Carlos Moreno created eco-friendly concept that became more plausible in the pandemic

The concept of the 15-minute city, where most daily requirements are within a short cycle or walk, came alive during the Covid-19 pandemic, with people forced to abandon the daily commute and reassess what was available locally.

However, for Carlos Moreno, the Paris-based academic credited with coining the term, it is more than just a pandemic flash in the pan. It is, he says, vital for the future of humanity.

His concept long predates the arrival of Covid-19. “The first time I evoked the 15-minute city was just after Cop21 in Paris, almost six years ago. I said that if we wanted to respect the roadmap for having carbon neutrality by 2050, during the next decade we needed not only to deploy the technical solutions – electrical vehicles, building with new materials etc – we needed to radically change our urban lifestyle.”

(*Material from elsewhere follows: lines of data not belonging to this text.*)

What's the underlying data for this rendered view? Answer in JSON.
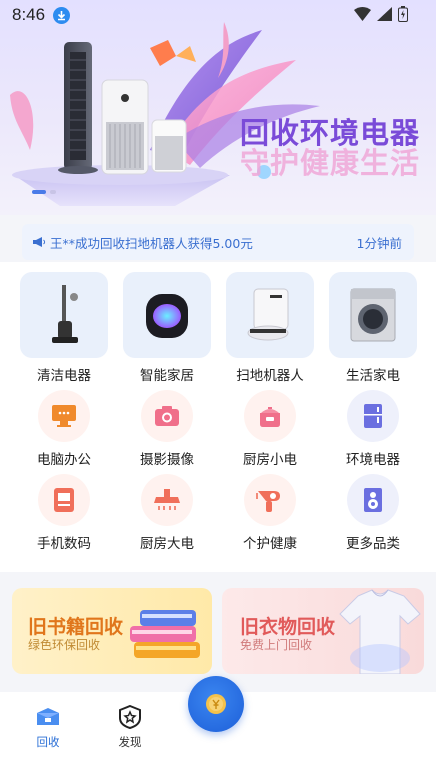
{
  "status_bar": {
    "time": "8:46"
  },
  "banner": {
    "title_line1": "回收环境电器",
    "title_line2": "守护健康生活"
  },
  "ticker": {
    "message": "王**成功回收扫地机器人获得5.00元",
    "time_ago": "1分钟前"
  },
  "categories_featured": [
    {
      "label": "清洁电器",
      "icon": "vacuum-cleaner-icon"
    },
    {
      "label": "智能家居",
      "icon": "smart-speaker-icon"
    },
    {
      "label": "扫地机器人",
      "icon": "robot-vacuum-icon"
    },
    {
      "label": "生活家电",
      "icon": "washing-machine-icon"
    }
  ],
  "categories_small": [
    {
      "label": "电脑办公",
      "icon": "monitor-icon",
      "color": "#f08a2c"
    },
    {
      "label": "摄影摄像",
      "icon": "camera-icon",
      "color": "#f06f8a"
    },
    {
      "label": "厨房小电",
      "icon": "rice-cooker-icon",
      "color": "#f06f8a"
    },
    {
      "label": "环境电器",
      "icon": "fridge-icon",
      "color": "#6b6fe0"
    },
    {
      "label": "手机数码",
      "icon": "phone-icon",
      "color": "#f06f5a"
    },
    {
      "label": "厨房大电",
      "icon": "range-hood-icon",
      "color": "#f06f5a"
    },
    {
      "label": "个护健康",
      "icon": "hair-dryer-icon",
      "color": "#f06f5a"
    },
    {
      "label": "更多品类",
      "icon": "speaker-icon",
      "color": "#6b6fe0"
    }
  ],
  "promos": {
    "books": {
      "title": "旧书籍回收",
      "subtitle": "绿色环保回收"
    },
    "clothes": {
      "title": "旧衣物回收",
      "subtitle": "免费上门回收"
    }
  },
  "tab_bar": {
    "recycle_label": "回收",
    "discover_label": "发现"
  },
  "colors": {
    "accent": "#2b6fd6",
    "banner_purple": "#7a4bd8"
  }
}
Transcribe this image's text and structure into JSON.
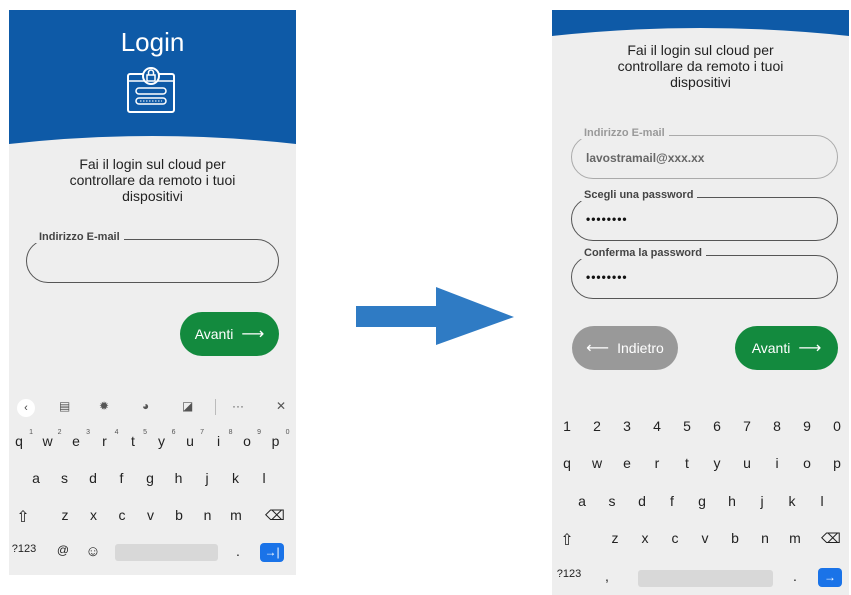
{
  "left_screen": {
    "title": "Login",
    "message_lines": [
      "Fai il login sul cloud per",
      "controllare da remoto i tuoi",
      "dispositivi"
    ],
    "email_label": "Indirizzo E-mail",
    "email_value": "",
    "next_button": "Avanti",
    "header_color": "#0e5aa7",
    "icon": "login-form-lock-icon"
  },
  "right_screen": {
    "message_lines": [
      "Fai il login sul cloud per",
      "controllare da remoto i tuoi",
      "dispositivi"
    ],
    "email_label": "Indirizzo E-mail",
    "email_value": "lavostramail@xxx.xx",
    "password_label": "Scegli una password",
    "password_value": "••••••••",
    "confirm_label": "Conferma la password",
    "confirm_value": "••••••••",
    "back_button": "Indietro",
    "next_button": "Avanti"
  },
  "keyboard_left": {
    "toolbar_icons": [
      "chevron-left-icon",
      "clipboard-icon",
      "gear-icon",
      "palette-icon",
      "sticker-icon",
      "more-icon",
      "mic-off-icon"
    ],
    "row1": [
      "q",
      "w",
      "e",
      "r",
      "t",
      "y",
      "u",
      "i",
      "o",
      "p"
    ],
    "row1_hints": [
      "1",
      "2",
      "3",
      "4",
      "5",
      "6",
      "7",
      "8",
      "9",
      "0"
    ],
    "row2": [
      "a",
      "s",
      "d",
      "f",
      "g",
      "h",
      "j",
      "k",
      "l"
    ],
    "row3": [
      "z",
      "x",
      "c",
      "v",
      "b",
      "n",
      "m"
    ],
    "symbols_key": "?123",
    "at_key": "@",
    "period_key": "."
  },
  "keyboard_right": {
    "numbers": [
      "1",
      "2",
      "3",
      "4",
      "5",
      "6",
      "7",
      "8",
      "9",
      "0"
    ],
    "row1": [
      "q",
      "w",
      "e",
      "r",
      "t",
      "y",
      "u",
      "i",
      "o",
      "p"
    ],
    "row2": [
      "a",
      "s",
      "d",
      "f",
      "g",
      "h",
      "j",
      "k",
      "l"
    ],
    "row3": [
      "z",
      "x",
      "c",
      "v",
      "b",
      "n",
      "m"
    ],
    "symbols_key": "?123",
    "comma_key": ",",
    "period_key": "."
  },
  "colors": {
    "header_blue": "#0e5aa7",
    "green": "#138a3e",
    "gray_button": "#999999",
    "arrow_blue": "#2f7bc4",
    "enter_blue": "#1a73e8"
  }
}
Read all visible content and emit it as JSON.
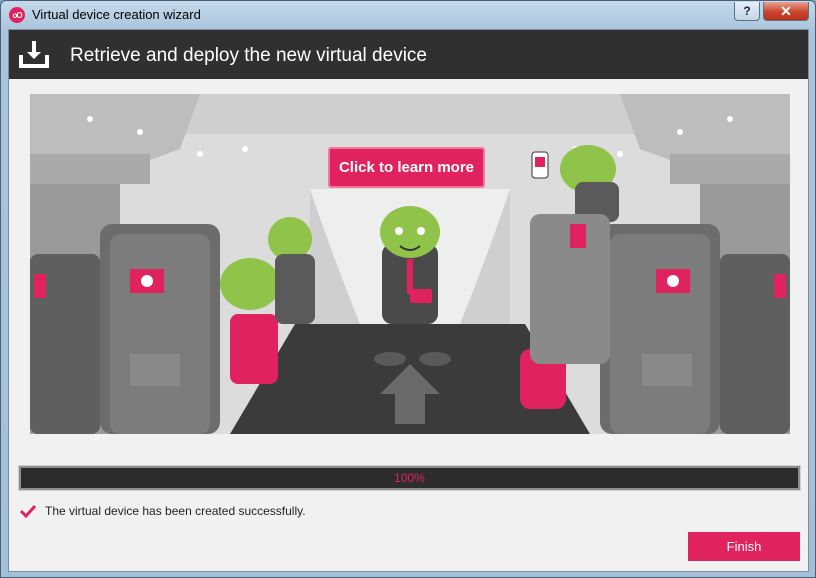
{
  "window": {
    "title": "Virtual device creation wizard",
    "help_label": "?",
    "close_label": "✕",
    "icon_text": "oO"
  },
  "header": {
    "title": "Retrieve and deploy the new virtual device",
    "icon": "download-tray-icon"
  },
  "illustration": {
    "cta_label": "Click to learn more",
    "accent_color": "#e0225f"
  },
  "progress": {
    "value": 100,
    "label": "100%"
  },
  "status": {
    "icon": "checkmark-icon",
    "message": "The virtual device has been created successfully."
  },
  "actions": {
    "finish_label": "Finish"
  },
  "colors": {
    "accent": "#e0225f",
    "header_bg": "#303030",
    "android_green": "#8fc34a"
  }
}
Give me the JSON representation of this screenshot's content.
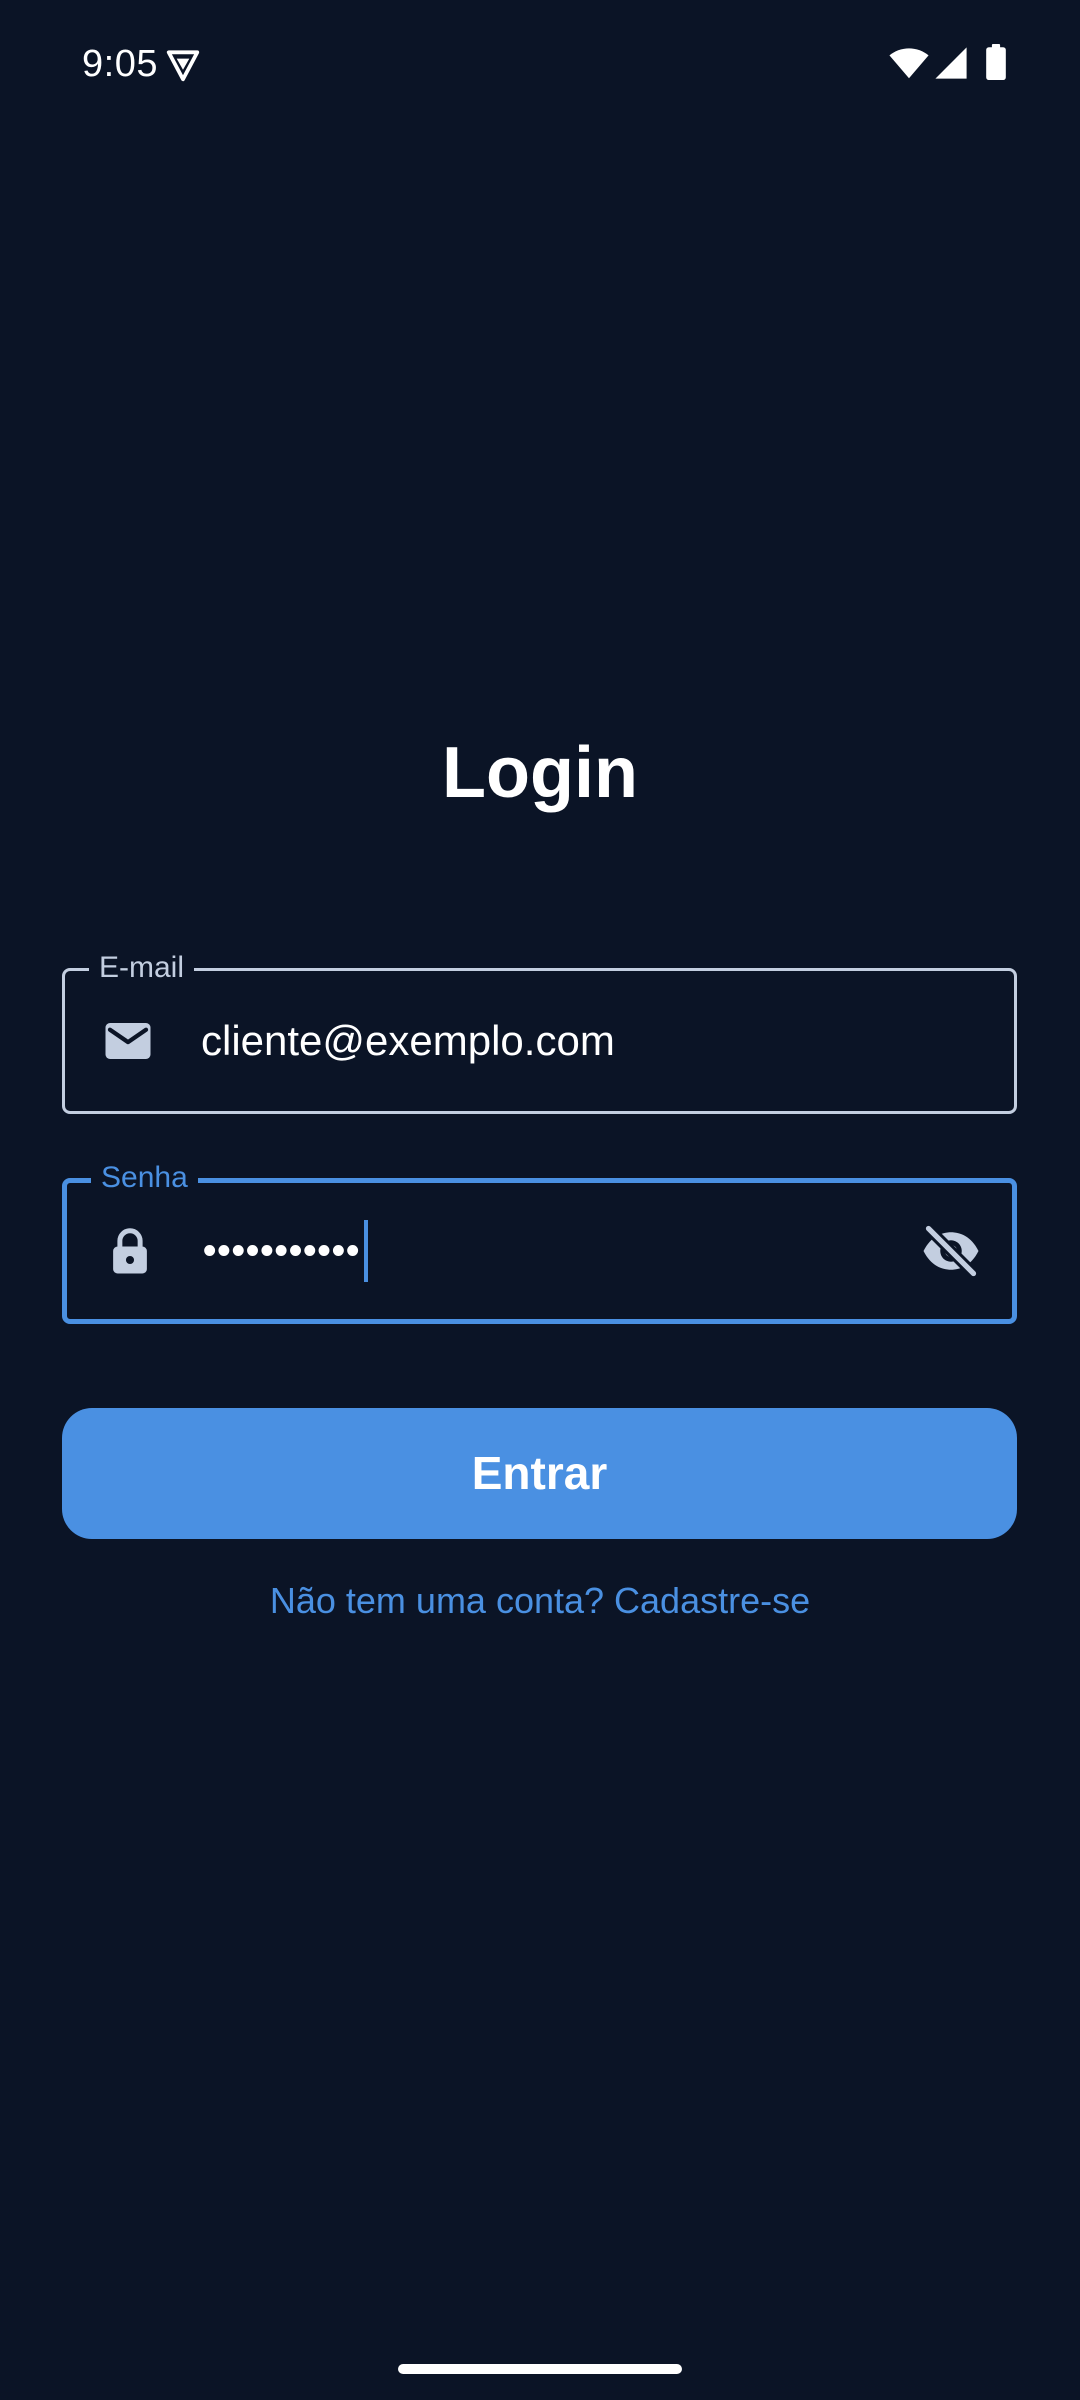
{
  "status_bar": {
    "time": "9:05",
    "icons": [
      "app-shield-icon",
      "wifi-icon",
      "cell-signal-icon",
      "battery-icon"
    ]
  },
  "login": {
    "title": "Login",
    "email": {
      "label": "E-mail",
      "value": "cliente@exemplo.com",
      "icon": "mail-icon"
    },
    "password": {
      "label": "Senha",
      "masked_value": "•••••••••••",
      "icon": "lock-icon",
      "toggle_icon": "visibility-off-icon"
    },
    "submit_label": "Entrar",
    "register_link": "Não tem uma conta? Cadastre-se"
  },
  "colors": {
    "background": "#0B1426",
    "accent": "#4A90E2",
    "outline": "#C3CEE0",
    "text": "#FFFFFF"
  }
}
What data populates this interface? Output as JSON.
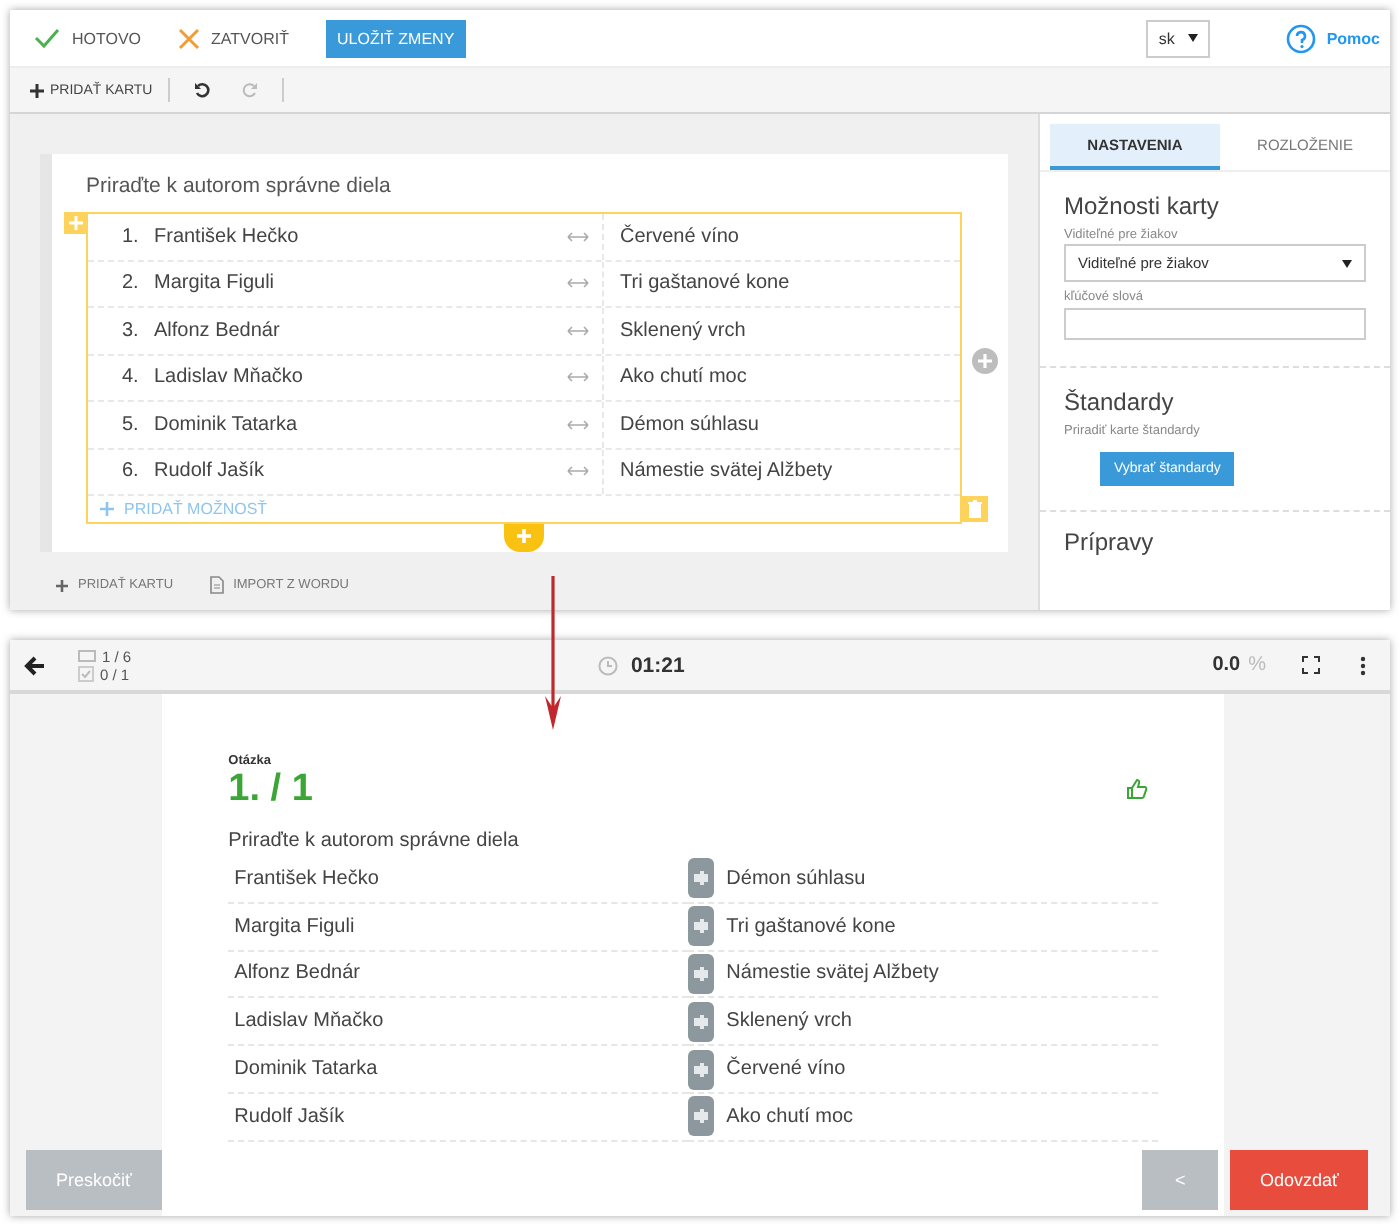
{
  "editor": {
    "header": {
      "done": "HOTOVO",
      "close": "ZATVORIŤ",
      "save": "ULOŽIŤ ZMENY",
      "language": "sk",
      "help": "Pomoc"
    },
    "toolbar": {
      "add_card": "PRIDAŤ KARTU"
    },
    "card": {
      "question": "Priraďte k autorom správne diela",
      "pairs": [
        {
          "number": "1.",
          "left": "František Hečko",
          "right": "Červené víno"
        },
        {
          "number": "2.",
          "left": "Margita Figuli",
          "right": "Tri gaštanové kone"
        },
        {
          "number": "3.",
          "left": "Alfonz Bednár",
          "right": "Sklenený  vrch"
        },
        {
          "number": "4.",
          "left": "Ladislav Mňačko",
          "right": "Ako chutí moc"
        },
        {
          "number": "5.",
          "left": "Dominik Tatarka",
          "right": "Démon súhlasu"
        },
        {
          "number": "6.",
          "left": "Rudolf Jašík",
          "right": "Námestie svätej Alžbety"
        }
      ],
      "add_option": "PRIDAŤ MOŽNOSŤ"
    },
    "footer": {
      "add_card": "PRIDAŤ KARTU",
      "import": "IMPORT Z WORDU"
    },
    "sidebar": {
      "tabs": [
        {
          "label": "NASTAVENIA",
          "selected": true
        },
        {
          "label": "ROZLOŽENIE",
          "selected": false
        }
      ],
      "card_options": {
        "title": "Možnosti karty",
        "visibility_label": "Viditeľné pre žiakov",
        "visibility_value": "Viditeľné pre žiakov",
        "keywords_label": "kľúčové slová"
      },
      "standards": {
        "title": "Štandardy",
        "hint": "Priradiť karte štandardy",
        "button": "Vybrať štandardy"
      },
      "preparations": {
        "title": "Prípravy"
      }
    }
  },
  "player": {
    "toolbar": {
      "cards": "1 / 6",
      "answered": "0 / 1",
      "timer": "01:21",
      "score": "0.0",
      "score_unit": "%"
    },
    "question_label": "Otázka",
    "question_number": "1. / 1",
    "question": "Priraďte k autorom správne diela",
    "left_items": [
      "František Hečko",
      "Margita Figuli",
      "Alfonz Bednár",
      "Ladislav Mňačko",
      "Dominik Tatarka",
      "Rudolf Jašík"
    ],
    "right_items": [
      "Démon súhlasu",
      "Tri gaštanové kone",
      "Námestie svätej Alžbety",
      "Sklenený  vrch",
      "Červené víno",
      "Ako chutí moc"
    ],
    "skip": "Preskočiť",
    "previous": "<",
    "submit": "Odovzdať"
  }
}
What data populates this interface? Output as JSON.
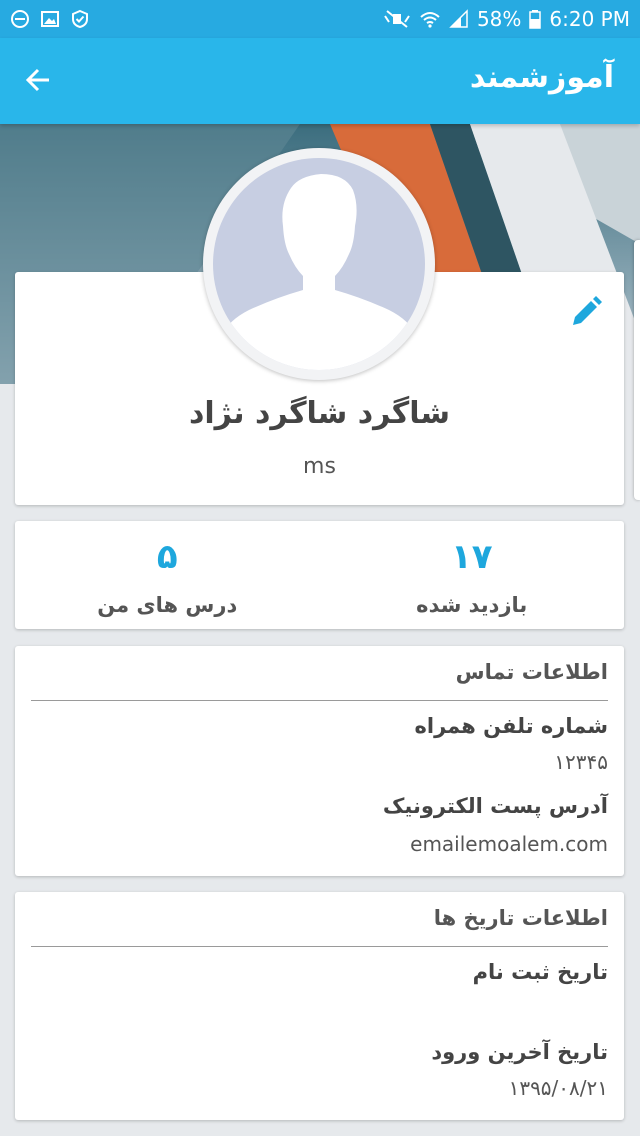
{
  "status_bar": {
    "battery": "58%",
    "time": "6:20 PM"
  },
  "app_bar": {
    "title": "آموزشمند",
    "back_icon": "arrow-left-icon"
  },
  "profile": {
    "name": "شاگرد شاگرد نژاد",
    "username": "ms",
    "edit_icon": "pencil-icon"
  },
  "stats": [
    {
      "value": "۱۷",
      "label": "بازدید شده"
    },
    {
      "value": "۵",
      "label": "درس های من"
    }
  ],
  "contact": {
    "title": "اطلاعات تماس",
    "phone_label": "شماره تلفن همراه",
    "phone_value": "۱۲۳۴۵",
    "email_label": "آدرس پست الکترونیک",
    "email_value": "emailemoalem.com"
  },
  "dates": {
    "title": "اطلاعات تاریخ ها",
    "registration_label": "تاریخ ثبت نام",
    "registration_value": "",
    "last_login_label": "تاریخ آخرین ورود",
    "last_login_value": "۱۳۹۵/۰۸/۲۱"
  },
  "colors": {
    "app_bar": "#29b6ea",
    "accent": "#1ea7dd"
  }
}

His target was, in particular, the office commute. “In the urban environment it is the main factor for generating, on the one hand pollution, and on the other the decrease in the quality of life. On average people lose two hours for a round trip from home to work. We have accepted until now the unacceptable; we have accepted the loss of our useful time. I proposed a new urban lifestyle based on radically reducing this.”


Erode the commute

He sought to erode the long commute by “exploring proximities” – investigating what was already there and could be more fully exploited, or repurposed to deter commuting and to develop a more liveable neighbourhood.

In Paris, where Moreno is a scientific advisor to mayor Anne Hidalgo, this has been most evident in the requisitioning of car lanes for cyclists and pedestrians, but has also seen schoolyards, empty for large parts of the day, opened as public parks or sports grounds in the evening.

The 15-minute initiative also involves the better use of buildings, again with places empty at night used as cultural spaces, or vacant buildings bought by local councils and rented at reduced rates to businesses which are seen as advantageous to the local community, but which may struggle in the general rental market, such as book shops or grocers.

“It’s about mixing living with working, to have local shops in proximity, to localise jobs, to localise new economic activities based on services – hairdressers, sports centres. To reconquer public spaces not for cars but for humans, for playgrounds, for elderly people, for cultural activities.”

While passionate about cutting the commute, Moreno is not a fan of the kitchen-table office.

“Working from home is not necessarily a good thing. We need to avoid making working at home the standard because it isn’t possible for all people to have good conditions at home for working, if they don’t have enough space, if they have children.

“We also need to maintain socialisation for working. I prefer the concept of decentralised work, to have decentralised locations for going to work in the proximity maybe for several hours, or one, two or three days a week. Then if you do go to the central corporate tower, you are doing it because it is totally necessary.”


Although he has been developing these concepts for several years, he acknowledges the advent of Covid-19 has given cities additional impetus to take them on.

“Six years ago several people said this is a very good idea but it is utopian, it wasn’t possible to have a workers staying close to home. But with the pandemic, in just a few days the whole planet was constrained to change. This is evidence that we could live differently, we could commute differently, we could work differently.”

Moreno is optimistic public pressure will ensure there isn’t a slide back to pre-pandemic levels of commuting and he cites several studies which indicate that, in particular, workers in the 18- to 40-year-old bracket want to stay working locally.

“They have the possibility to rediscover useful time... People have two more hours in the day for other activities, time for family, friends, for themselves, for cultural activities, for cooking... That is very powerful leverage for the 15-minute city.”

Moreno, who is the keynote speaker at the Royal Institute of Architects of Ireland (RIAI) annual conference on November 3rd, acknowledges there is resistance to the concept, with some fearing the death of the city centre, or employers unwilling to continue with new working arrangements.

“But it is not acceptable to continue to work in the same way as the last century,” he says. “Yes we will have resistance, but we don’t stop to satisfy this attitude of the last century. We are not constrained to watch the future, we need to change the future, because this is for the survival of humanity after 2050.”